Pizza chain Domino’s has sparked discussion about white privilege and misogyny...
Fight Sexism graffiti. Source: Pexels

Pizza chain Domino’s has sparked discussion about white privilege and misogyny after promoting an offer that gave “the good Karens” of Australia and NZ the chance to win a free pizza.

Their intention was to take the name Karen back, after it has become a negative stereotype – the white, middle aged woman who uses her privilege to demand her own way at the expense of others.

“It’s a tough time to be a Karen,” Domino’s New Zealand’s Twitter post read. “What used to be a lighthearted meme has become quite the insult to anyone named Karen.”

Many social media users found the offer “tone deaf” and “insensitive”, claiming that it trivialises the experience of those who actually face the harmful impact of racial or homophobic stereotyping and slurs.

One Twitter user, @aramreyess, felt the post was ironic. “Most of the time ‘Karens’ are entitled, privileged white women. If a few people actually called Karen can’t handle the meme, they should try handling 400 years of oppression.”

Another user, @alanahparkin, suggests that the free pizzas could have been directed to worthier causes. “There are so many GENUINELY marginalised people doing it tough right now/always, & you wanna give free pizza to … Karen? This misses the mark completely. Give pizza to people in poverty, people who can’t get a wage subsidy, people who are ACTUALLY struggling,” she commented.

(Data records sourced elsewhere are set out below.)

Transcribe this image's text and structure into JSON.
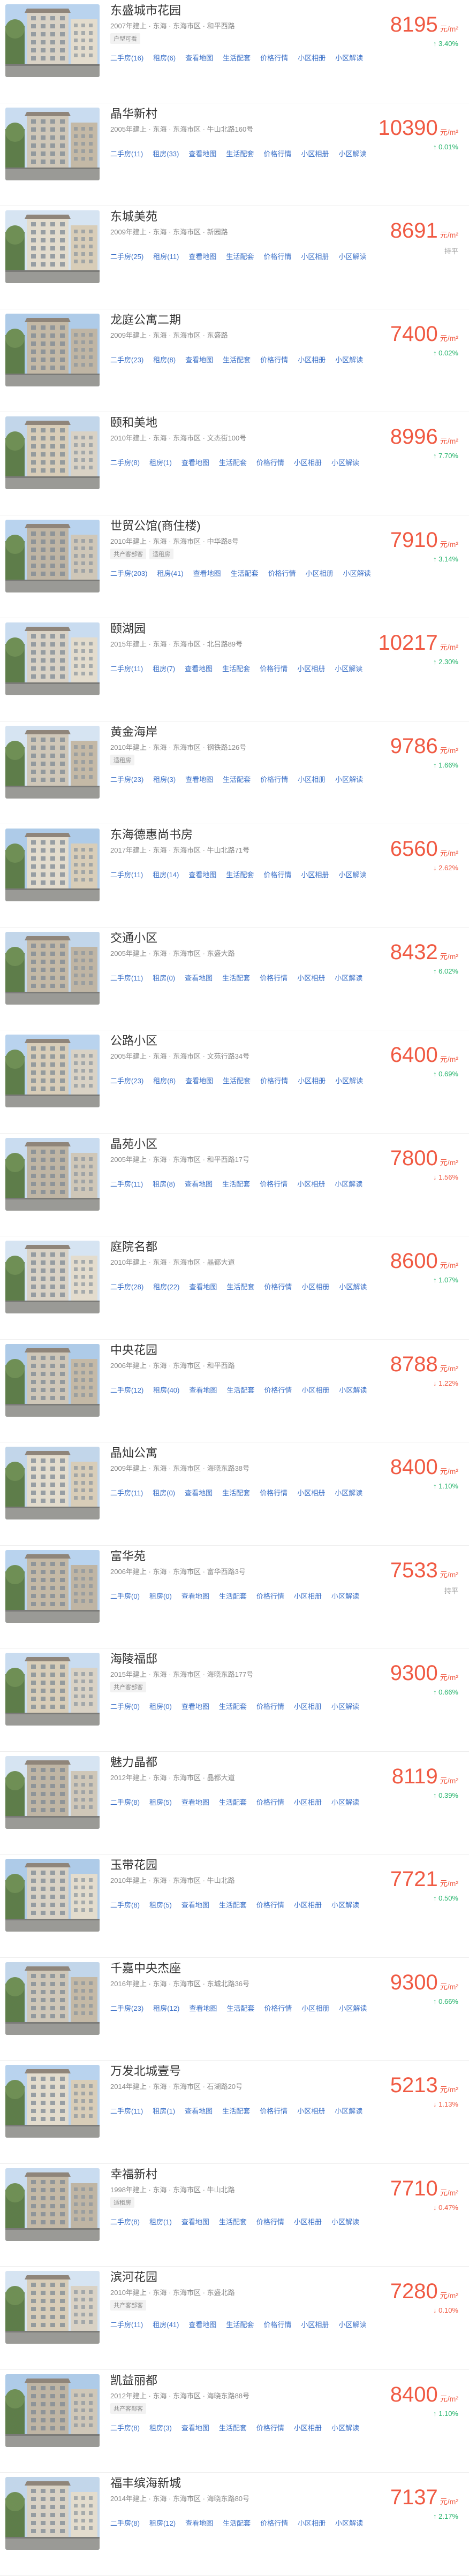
{
  "price_unit": "元/m²",
  "links": [
    "二手房",
    "租房",
    "查看地图",
    "生活配套",
    "价格行情",
    "小区相册",
    "小区解读"
  ],
  "items": [
    {
      "name": "东盛城市花园",
      "meta": "2007年建上 · 东海 · 东海市区 · 和平西路",
      "tags": [
        "户型可看"
      ],
      "sale": "16",
      "rent": "6",
      "price": "8195",
      "change": "↑ 3.40%",
      "dir": "up"
    },
    {
      "name": "晶华新村",
      "meta": "2005年建上 · 东海 · 东海市区 · 牛山北路160号",
      "tags": [],
      "sale": "11",
      "rent": "33",
      "price": "10390",
      "change": "↑ 0.01%",
      "dir": "up"
    },
    {
      "name": "东城美苑",
      "meta": "2009年建上 · 东海 · 东海市区 · 新园路",
      "tags": [],
      "sale": "25",
      "rent": "11",
      "price": "8691",
      "change": "持平",
      "dir": "flat"
    },
    {
      "name": "龙庭公寓二期",
      "meta": "2009年建上 · 东海 · 东海市区 · 东盛路",
      "tags": [],
      "sale": "23",
      "rent": "8",
      "price": "7400",
      "change": "↑ 0.02%",
      "dir": "up"
    },
    {
      "name": "颐和美地",
      "meta": "2010年建上 · 东海 · 东海市区 · 文杰街100号",
      "tags": [],
      "sale": "8",
      "rent": "1",
      "price": "8996",
      "change": "↑ 7.70%",
      "dir": "up"
    },
    {
      "name": "世贸公馆(商住楼)",
      "meta": "2010年建上 · 东海 · 东海市区 · 中华路8号",
      "tags": [
        "共产客部客",
        "适租房"
      ],
      "sale": "203",
      "rent": "41",
      "price": "7910",
      "change": "↑ 3.14%",
      "dir": "up"
    },
    {
      "name": "颐湖园",
      "meta": "2015年建上 · 东海 · 东海市区 · 北吕路89号",
      "tags": [],
      "sale": "11",
      "rent": "7",
      "price": "10217",
      "change": "↑ 2.30%",
      "dir": "up"
    },
    {
      "name": "黄金海岸",
      "meta": "2010年建上 · 东海 · 东海市区 · 钢铁路126号",
      "tags": [
        "适租房"
      ],
      "sale": "23",
      "rent": "3",
      "price": "9786",
      "change": "↑ 1.66%",
      "dir": "up"
    },
    {
      "name": "东海德惠尚书房",
      "meta": "2017年建上 · 东海 · 东海市区 · 牛山北路71号",
      "tags": [],
      "sale": "11",
      "rent": "14",
      "price": "6560",
      "change": "↓ 2.62%",
      "dir": "down"
    },
    {
      "name": "交通小区",
      "meta": "2005年建上 · 东海 · 东海市区 · 东盛大路",
      "tags": [],
      "sale": "11",
      "rent": "0",
      "price": "8432",
      "change": "↑ 6.02%",
      "dir": "up"
    },
    {
      "name": "公路小区",
      "meta": "2005年建上 · 东海 · 东海市区 · 文苑行路34号",
      "tags": [],
      "sale": "23",
      "rent": "8",
      "price": "6400",
      "change": "↑ 0.69%",
      "dir": "up"
    },
    {
      "name": "晶苑小区",
      "meta": "2005年建上 · 东海 · 东海市区 · 和平西路17号",
      "tags": [],
      "sale": "11",
      "rent": "8",
      "price": "7800",
      "change": "↓ 1.56%",
      "dir": "down"
    },
    {
      "name": "庭院名都",
      "meta": "2010年建上 · 东海 · 东海市区 · 晶都大道",
      "tags": [],
      "sale": "28",
      "rent": "22",
      "price": "8600",
      "change": "↑ 1.07%",
      "dir": "up"
    },
    {
      "name": "中央花园",
      "meta": "2006年建上 · 东海 · 东海市区 · 和平西路",
      "tags": [],
      "sale": "12",
      "rent": "40",
      "price": "8788",
      "change": "↓ 1.22%",
      "dir": "down"
    },
    {
      "name": "晶灿公寓",
      "meta": "2009年建上 · 东海 · 东海市区 · 海晓东路38号",
      "tags": [],
      "sale": "11",
      "rent": "0",
      "price": "8400",
      "change": "↑ 1.10%",
      "dir": "up"
    },
    {
      "name": "富华苑",
      "meta": "2006年建上 · 东海 · 东海市区 · 富华西路3号",
      "tags": [],
      "sale": "0",
      "rent": "0",
      "price": "7533",
      "change": "持平",
      "dir": "flat"
    },
    {
      "name": "海陵福邸",
      "meta": "2015年建上 · 东海 · 东海市区 · 海晓东路177号",
      "tags": [
        "共产客部客"
      ],
      "sale": "0",
      "rent": "0",
      "price": "9300",
      "change": "↑ 0.66%",
      "dir": "up"
    },
    {
      "name": "魅力晶都",
      "meta": "2012年建上 · 东海 · 东海市区 · 晶都大道",
      "tags": [],
      "sale": "8",
      "rent": "5",
      "price": "8119",
      "change": "↑ 0.39%",
      "dir": "up"
    },
    {
      "name": "玉带花园",
      "meta": "2010年建上 · 东海 · 东海市区 · 牛山北路",
      "tags": [],
      "sale": "8",
      "rent": "5",
      "price": "7721",
      "change": "↑ 0.50%",
      "dir": "up"
    },
    {
      "name": "千嘉中央杰座",
      "meta": "2016年建上 · 东海 · 东海市区 · 东城北路36号",
      "tags": [],
      "sale": "23",
      "rent": "12",
      "price": "9300",
      "change": "↑ 0.66%",
      "dir": "up"
    },
    {
      "name": "万发北城壹号",
      "meta": "2014年建上 · 东海 · 东海市区 · 石湖路20号",
      "tags": [],
      "sale": "11",
      "rent": "1",
      "price": "5213",
      "change": "↓ 1.13%",
      "dir": "down"
    },
    {
      "name": "幸福新村",
      "meta": "1998年建上 · 东海 · 东海市区 · 牛山北路",
      "tags": [
        "适租房"
      ],
      "sale": "8",
      "rent": "1",
      "price": "7710",
      "change": "↓ 0.47%",
      "dir": "down"
    },
    {
      "name": "滨河花园",
      "meta": "2010年建上 · 东海 · 东海市区 · 东盛北路",
      "tags": [
        "共产客部客"
      ],
      "sale": "11",
      "rent": "41",
      "price": "7280",
      "change": "↓ 0.10%",
      "dir": "down"
    },
    {
      "name": "凯益丽都",
      "meta": "2012年建上 · 东海 · 东海市区 · 海晓东路88号",
      "tags": [
        "共产客部客"
      ],
      "sale": "8",
      "rent": "3",
      "price": "8400",
      "change": "↑ 1.10%",
      "dir": "up"
    },
    {
      "name": "福丰缤海新城",
      "meta": "2014年建上 · 东海 · 东海市区 · 海晓东路80号",
      "tags": [],
      "sale": "8",
      "rent": "12",
      "price": "7137",
      "change": "↑ 2.17%",
      "dir": "up"
    }
  ]
}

Karen began as a Twitter meme, calling out the demanding, white, middle-aged women who “want to speak to the manager”. But more recently, the word has been used to label women who are outrightly obnoxious, entitled and even racist.

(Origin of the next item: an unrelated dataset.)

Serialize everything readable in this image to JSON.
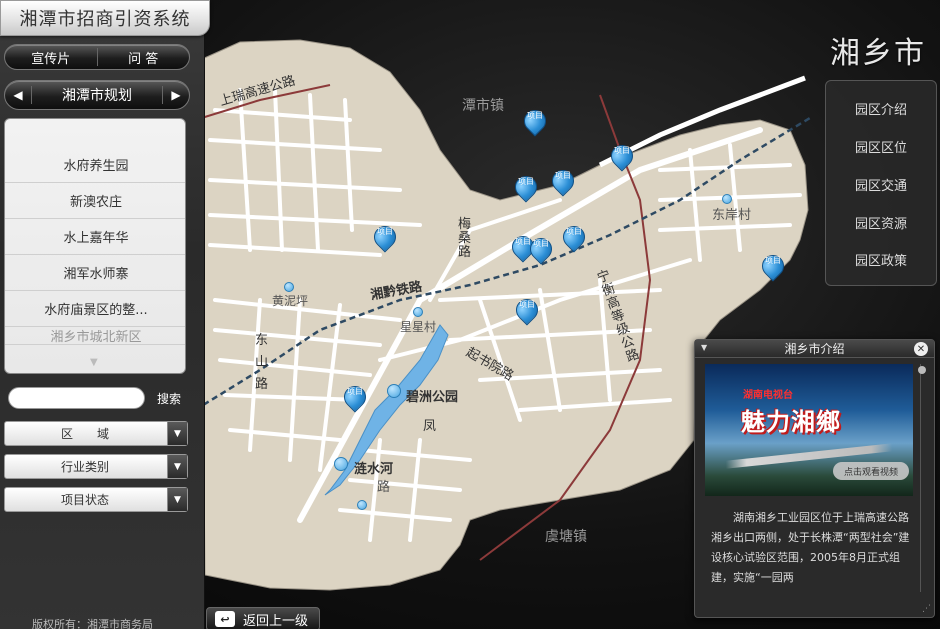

A recent example is Australia’s own “Bunnings Karen”, a Melbourne “mask-refuser” who made the news after a video of her verbally abusing a Bunnings staff member went viral.

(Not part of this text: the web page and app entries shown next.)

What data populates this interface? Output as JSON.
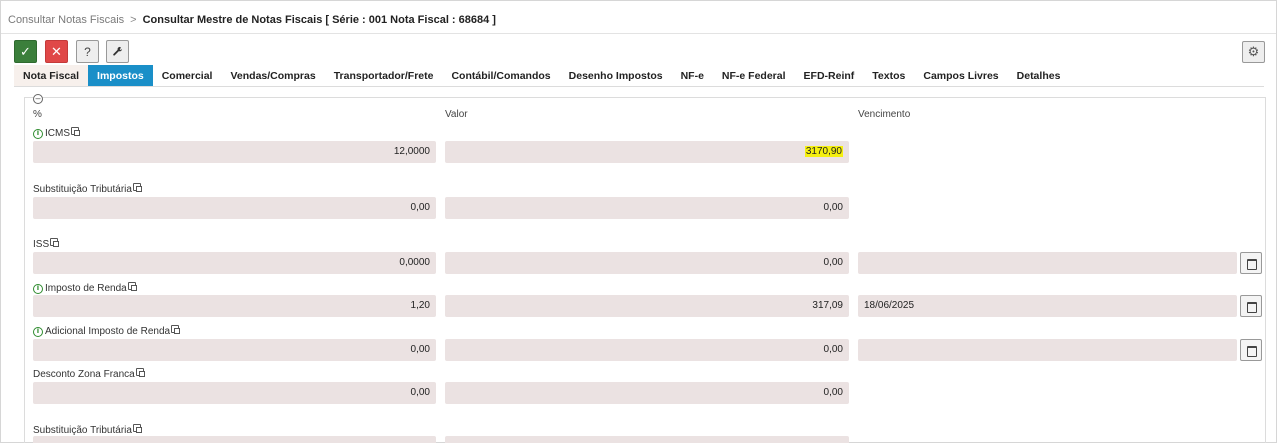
{
  "breadcrumb": {
    "parent": "Consultar Notas Fiscais",
    "separator": ">",
    "current": "Consultar Mestre de Notas Fiscais [ Série : 001 Nota Fiscal : 68684 ]"
  },
  "toolbar": {
    "confirm_glyph": "✓",
    "cancel_glyph": "✕",
    "help_glyph": "?",
    "tools_glyph": "🔧",
    "settings_glyph": "⚙"
  },
  "tabs": [
    {
      "label": "Nota Fiscal"
    },
    {
      "label": "Impostos"
    },
    {
      "label": "Comercial"
    },
    {
      "label": "Vendas/Compras"
    },
    {
      "label": "Transportador/Frete"
    },
    {
      "label": "Contábil/Comandos"
    },
    {
      "label": "Desenho Impostos"
    },
    {
      "label": "NF-e"
    },
    {
      "label": "NF-e Federal"
    },
    {
      "label": "EFD-Reinf"
    },
    {
      "label": "Textos"
    },
    {
      "label": "Campos Livres"
    },
    {
      "label": "Detalhes"
    }
  ],
  "active_tab": "Impostos",
  "columns": {
    "percent": "%",
    "value": "Valor",
    "due": "Vencimento"
  },
  "fields": [
    {
      "label": "ICMS",
      "percent": "12,0000",
      "value": "3170,90",
      "due": null
    },
    {
      "label": "Substituição Tributária",
      "percent": "0,00",
      "value": "0,00",
      "due": null
    },
    {
      "label": "ISS",
      "percent": "0,0000",
      "value": "0,00",
      "due": ""
    },
    {
      "label": "Imposto de Renda",
      "percent": "1,20",
      "value": "317,09",
      "due": "18/06/2025"
    },
    {
      "label": "Adicional Imposto de Renda",
      "percent": "0,00",
      "value": "0,00",
      "due": ""
    },
    {
      "label": "Desconto Zona Franca",
      "percent": "0,00",
      "value": "0,00",
      "due": null
    },
    {
      "label": "Substituição Tributária",
      "percent": "",
      "value": "",
      "due": null
    }
  ],
  "colors": {
    "accent": "#1a8fc8",
    "confirm": "#3b7f3b",
    "cancel": "#e04848",
    "info": "#2e8b2e",
    "highlight": "#f5f010",
    "field_bg": "#ebe2e2"
  }
}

Now, writers and other public figures are challenging the use of the word, arguing that “Karen” is misogynistic and oppressive toward women.

Feminist writer Julie Bindel took to Twitter to ask her followers their thoughts on the new controversial buzzword. “Does anyone else think the ‘Karen’ slur is woman-hating and based on class prejudice?” she wrote.

Another writer, journalist Hadley Freeman, agreed with Bindel’s tweet, tweeting back “It’s sexist, classist and ageist – in that order.” Freeman even went on to write an article for The Guardian, stating that the word “Karen” had become “mired in sexism”.

“The Karen meme has become a way of not just describing women’s behaviour but controlling it,” she writes. “I’d love to know how many men out there have been called ‘a Karen’.”

It’s no coincidence that much of the controversy surrounding the word has been expressed by Caucasian female writers. Many writers of colour refute the notion that Karen is sexist or racist because the word didn’t originate from white men, and it has been used by men and women from all different ethnicities.

“Just because white men co-opt the language of ‘Karen’ doesn’t make it theirs; and it isn’t sexist or ageist for an underpaid, black service worker to tweet about what a Karen most of her white, wealthy customers are. It’s a way of dealing in the face of limited power,” writes senior editor of Bitch Media, Rachel Charlene Lewis.

Ghanian American writer Karen Attiah supports this stance also, expressing in an article for the Washington Post how jokes like “Karen” are part of “a long tradition to use humour to try to cope with the realities of white privilege and anti-blackness.”

Attiah also suggests that condemning the word Karen as a slur is more harmful than saying it.

“Calling the Karen meme, the new n-word or asserting that it is a sexist slur only trivialises actual violence and discrimination that destroy lives and communities,” she writes.

Another notch in the belt of viral internet slang, the discussion around “Karen” has been productive, acting as a reminder of how stereotyping and pigeonholing can be harmful and destructive – especially for black and Indigenous communities.